## Task instructions:
Without the pictures, set down every record below exactly as it reads.

Available data Block Start

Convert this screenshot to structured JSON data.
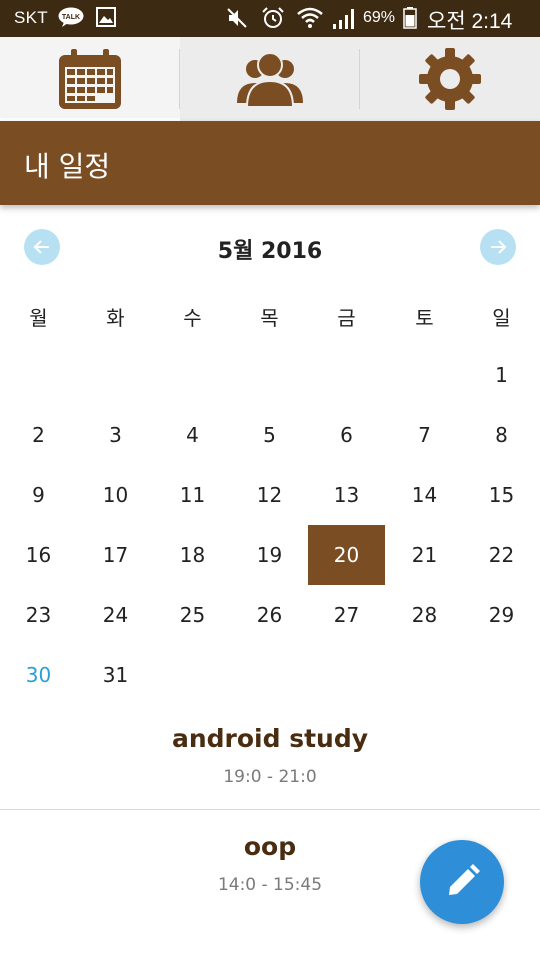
{
  "status_bar": {
    "carrier": "SKT",
    "talk_badge": "TALK",
    "battery_percent": "69%",
    "time": "오전 2:14",
    "icons": [
      "kakaotalk-icon",
      "gallery-icon",
      "mute-icon",
      "alarm-icon",
      "wifi-icon",
      "signal-icon",
      "battery-icon"
    ]
  },
  "tabs": [
    {
      "icon": "calendar-icon",
      "active": true
    },
    {
      "icon": "people-icon",
      "active": false
    },
    {
      "icon": "gear-icon",
      "active": false
    }
  ],
  "header": {
    "title": "내 일정"
  },
  "calendar": {
    "month_label": "5월 2016",
    "prev_icon": "arrow-left-icon",
    "next_icon": "arrow-right-icon",
    "weekdays": [
      "월",
      "화",
      "수",
      "목",
      "금",
      "토",
      "일"
    ],
    "weeks": [
      [
        "",
        "",
        "",
        "",
        "",
        "",
        "1"
      ],
      [
        "2",
        "3",
        "4",
        "5",
        "6",
        "7",
        "8"
      ],
      [
        "9",
        "10",
        "11",
        "12",
        "13",
        "14",
        "15"
      ],
      [
        "16",
        "17",
        "18",
        "19",
        "20",
        "21",
        "22"
      ],
      [
        "23",
        "24",
        "25",
        "26",
        "27",
        "28",
        "29"
      ],
      [
        "30",
        "31",
        "",
        "",
        "",
        "",
        ""
      ]
    ],
    "selected_day": "20",
    "highlighted_day": "30"
  },
  "events": [
    {
      "title": "android study",
      "time": "19:0 - 21:0"
    },
    {
      "title": "oop",
      "time": "14:0 - 15:45"
    }
  ],
  "fab": {
    "icon": "pencil-icon"
  },
  "colors": {
    "status_bar": "#3d2a12",
    "primary_brown": "#7b4d22",
    "accent_blue": "#2e8ed8",
    "nav_button_blue": "#b7e1f3",
    "today_blue": "#2aa0d8",
    "event_title": "#4a2d10"
  }
}
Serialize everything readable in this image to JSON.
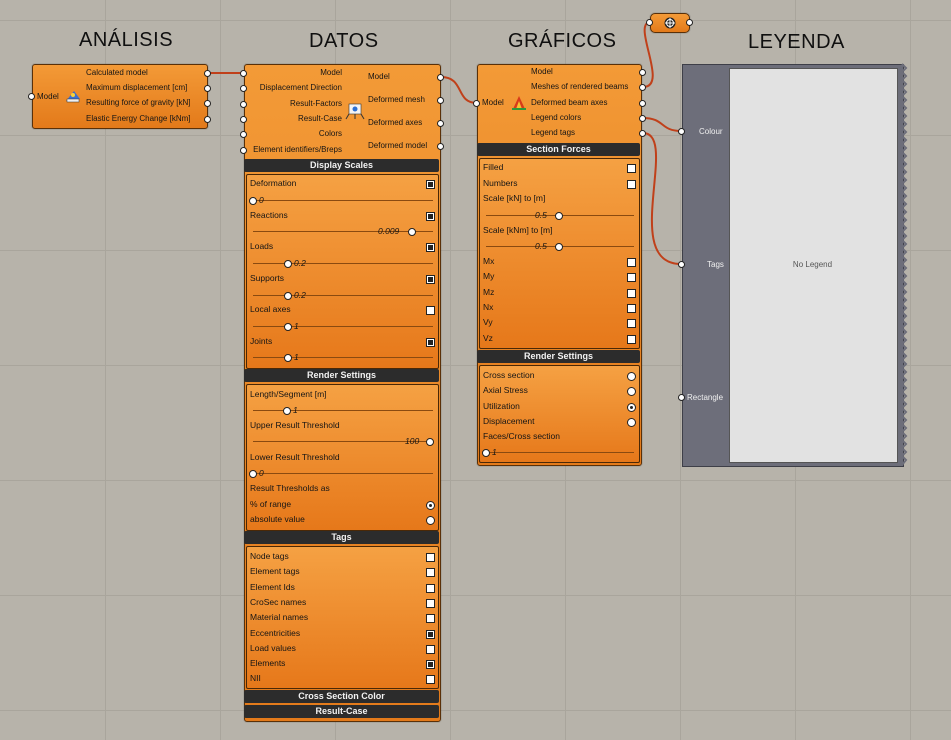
{
  "headings": {
    "analisis": "ANÁLISIS",
    "datos": "DATOS",
    "graficos": "GRÁFICOS",
    "leyenda": "LEYENDA"
  },
  "analysis": {
    "input": "Model",
    "outputs": [
      "Calculated model",
      "Maximum displacement [cm]",
      "Resulting force of gravity [kN]",
      "Elastic Energy Change [kNm]"
    ]
  },
  "datos": {
    "inputs": [
      "Model",
      "Displacement Direction",
      "Result-Factors",
      "Result-Case",
      "Colors",
      "Element identifiers/Breps"
    ],
    "outputs": [
      "Model",
      "Deformed mesh",
      "Deformed axes",
      "Deformed model"
    ],
    "display_scales": {
      "title": "Display Scales",
      "deformation": "Deformation",
      "deformation_value": "0",
      "reactions": "Reactions",
      "reactions_value": "0.009",
      "loads": "Loads",
      "loads_value": "0.2",
      "supports": "Supports",
      "supports_value": "0.2",
      "local_axes": "Local axes",
      "local_axes_value": "1",
      "joints": "Joints",
      "joints_value": "1"
    },
    "render_settings": {
      "title": "Render Settings",
      "length_segment": "Length/Segment [m]",
      "length_value": "1",
      "upper": "Upper Result Threshold",
      "upper_value": "100",
      "lower": "Lower Result Threshold",
      "lower_value": "0",
      "thresholds_as": "Result Thresholds as",
      "pct_range": "% of range",
      "absolute": "absolute value"
    },
    "tags": {
      "title": "Tags",
      "items": [
        "Node tags",
        "Element tags",
        "Element Ids",
        "CroSec names",
        "Material names",
        "Eccentricities",
        "Load values",
        "Elements",
        "NII"
      ],
      "checked": [
        false,
        false,
        false,
        false,
        false,
        true,
        false,
        true,
        false
      ]
    },
    "cross_section_color": "Cross Section Color",
    "result_case": "Result-Case"
  },
  "graficos": {
    "input": "Model",
    "outputs": [
      "Model",
      "Meshes of rendered beams",
      "Deformed beam axes",
      "Legend colors",
      "Legend tags"
    ],
    "section_forces": {
      "title": "Section Forces",
      "filled": "Filled",
      "numbers": "Numbers",
      "scale_kn": "Scale [kN] to [m]",
      "scale_kn_value": "0.5",
      "scale_knm": "Scale [kNm] to [m]",
      "scale_knm_value": "0.5",
      "forces": [
        "Mx",
        "My",
        "Mz",
        "Nx",
        "Vy",
        "Vz"
      ]
    },
    "render_settings": {
      "title": "Render Settings",
      "options": [
        "Cross section",
        "Axial Stress",
        "Utilization",
        "Displacement"
      ],
      "selected": "Utilization",
      "faces": "Faces/Cross section",
      "faces_value": "1"
    }
  },
  "legend": {
    "inputs": [
      "Colour",
      "Tags",
      "Rectangle"
    ],
    "empty_text": "No Legend"
  }
}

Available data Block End

## Answer box:
Convert this screenshot to structured JSON data.
{
  "status_bar": {
    "carrier": "SKT",
    "talk_badge": "TALK",
    "battery_percent": "69%",
    "time": "오전 2:14",
    "icons": [
      "kakaotalk-icon",
      "gallery-icon",
      "mute-icon",
      "alarm-icon",
      "wifi-icon",
      "signal-icon",
      "battery-icon"
    ]
  },
  "tabs": [
    {
      "icon": "calendar-icon",
      "active": true
    },
    {
      "icon": "people-icon",
      "active": false
    },
    {
      "icon": "gear-icon",
      "active": false
    }
  ],
  "header": {
    "title": "내 일정"
  },
  "calendar": {
    "month_label": "5월 2016",
    "prev_icon": "arrow-left-icon",
    "next_icon": "arrow-right-icon",
    "weekdays": [
      "월",
      "화",
      "수",
      "목",
      "금",
      "토",
      "일"
    ],
    "weeks": [
      [
        "",
        "",
        "",
        "",
        "",
        "",
        "1"
      ],
      [
        "2",
        "3",
        "4",
        "5",
        "6",
        "7",
        "8"
      ],
      [
        "9",
        "10",
        "11",
        "12",
        "13",
        "14",
        "15"
      ],
      [
        "16",
        "17",
        "18",
        "19",
        "20",
        "21",
        "22"
      ],
      [
        "23",
        "24",
        "25",
        "26",
        "27",
        "28",
        "29"
      ],
      [
        "30",
        "31",
        "",
        "",
        "",
        "",
        ""
      ]
    ],
    "selected_day": "20",
    "highlighted_day": "30"
  },
  "events": [
    {
      "title": "android study",
      "time": "19:0 - 21:0"
    },
    {
      "title": "oop",
      "time": "14:0 - 15:45"
    }
  ],
  "fab": {
    "icon": "pencil-icon"
  },
  "colors": {
    "status_bar": "#3d2a12",
    "primary_brown": "#7b4d22",
    "accent_blue": "#2e8ed8",
    "nav_button_blue": "#b7e1f3",
    "today_blue": "#2aa0d8",
    "event_title": "#4a2d10"
  }
}
Serialize everything readable in this image to JSON.
{
  "headings": {
    "analisis": "ANÁLISIS",
    "datos": "DATOS",
    "graficos": "GRÁFICOS",
    "leyenda": "LEYENDA"
  },
  "analysis": {
    "input": "Model",
    "outputs": [
      "Calculated model",
      "Maximum displacement [cm]",
      "Resulting force of gravity [kN]",
      "Elastic Energy Change [kNm]"
    ]
  },
  "datos": {
    "inputs": [
      "Model",
      "Displacement Direction",
      "Result-Factors",
      "Result-Case",
      "Colors",
      "Element identifiers/Breps"
    ],
    "outputs": [
      "Model",
      "Deformed mesh",
      "Deformed axes",
      "Deformed model"
    ],
    "display_scales": {
      "title": "Display Scales",
      "deformation": "Deformation",
      "deformation_value": "0",
      "reactions": "Reactions",
      "reactions_value": "0.009",
      "loads": "Loads",
      "loads_value": "0.2",
      "supports": "Supports",
      "supports_value": "0.2",
      "local_axes": "Local axes",
      "local_axes_value": "1",
      "joints": "Joints",
      "joints_value": "1"
    },
    "render_settings": {
      "title": "Render Settings",
      "length_segment": "Length/Segment [m]",
      "length_value": "1",
      "upper": "Upper Result Threshold",
      "upper_value": "100",
      "lower": "Lower Result Threshold",
      "lower_value": "0",
      "thresholds_as": "Result Thresholds as",
      "pct_range": "% of range",
      "absolute": "absolute value"
    },
    "tags": {
      "title": "Tags",
      "items": [
        "Node tags",
        "Element tags",
        "Element Ids",
        "CroSec names",
        "Material names",
        "Eccentricities",
        "Load values",
        "Elements",
        "NII"
      ],
      "checked": [
        false,
        false,
        false,
        false,
        false,
        true,
        false,
        true,
        false
      ]
    },
    "cross_section_color": "Cross Section Color",
    "result_case": "Result-Case"
  },
  "graficos": {
    "input": "Model",
    "outputs": [
      "Model",
      "Meshes of rendered beams",
      "Deformed beam axes",
      "Legend colors",
      "Legend tags"
    ],
    "section_forces": {
      "title": "Section Forces",
      "filled": "Filled",
      "numbers": "Numbers",
      "scale_kn": "Scale [kN] to [m]",
      "scale_kn_value": "0.5",
      "scale_knm": "Scale [kNm] to [m]",
      "scale_knm_value": "0.5",
      "forces": [
        "Mx",
        "My",
        "Mz",
        "Nx",
        "Vy",
        "Vz"
      ]
    },
    "render_settings": {
      "title": "Render Settings",
      "options": [
        "Cross section",
        "Axial Stress",
        "Utilization",
        "Displacement"
      ],
      "selected": "Utilization",
      "faces": "Faces/Cross section",
      "faces_value": "1"
    }
  },
  "legend": {
    "inputs": [
      "Colour",
      "Tags",
      "Rectangle"
    ],
    "empty_text": "No Legend"
  }
}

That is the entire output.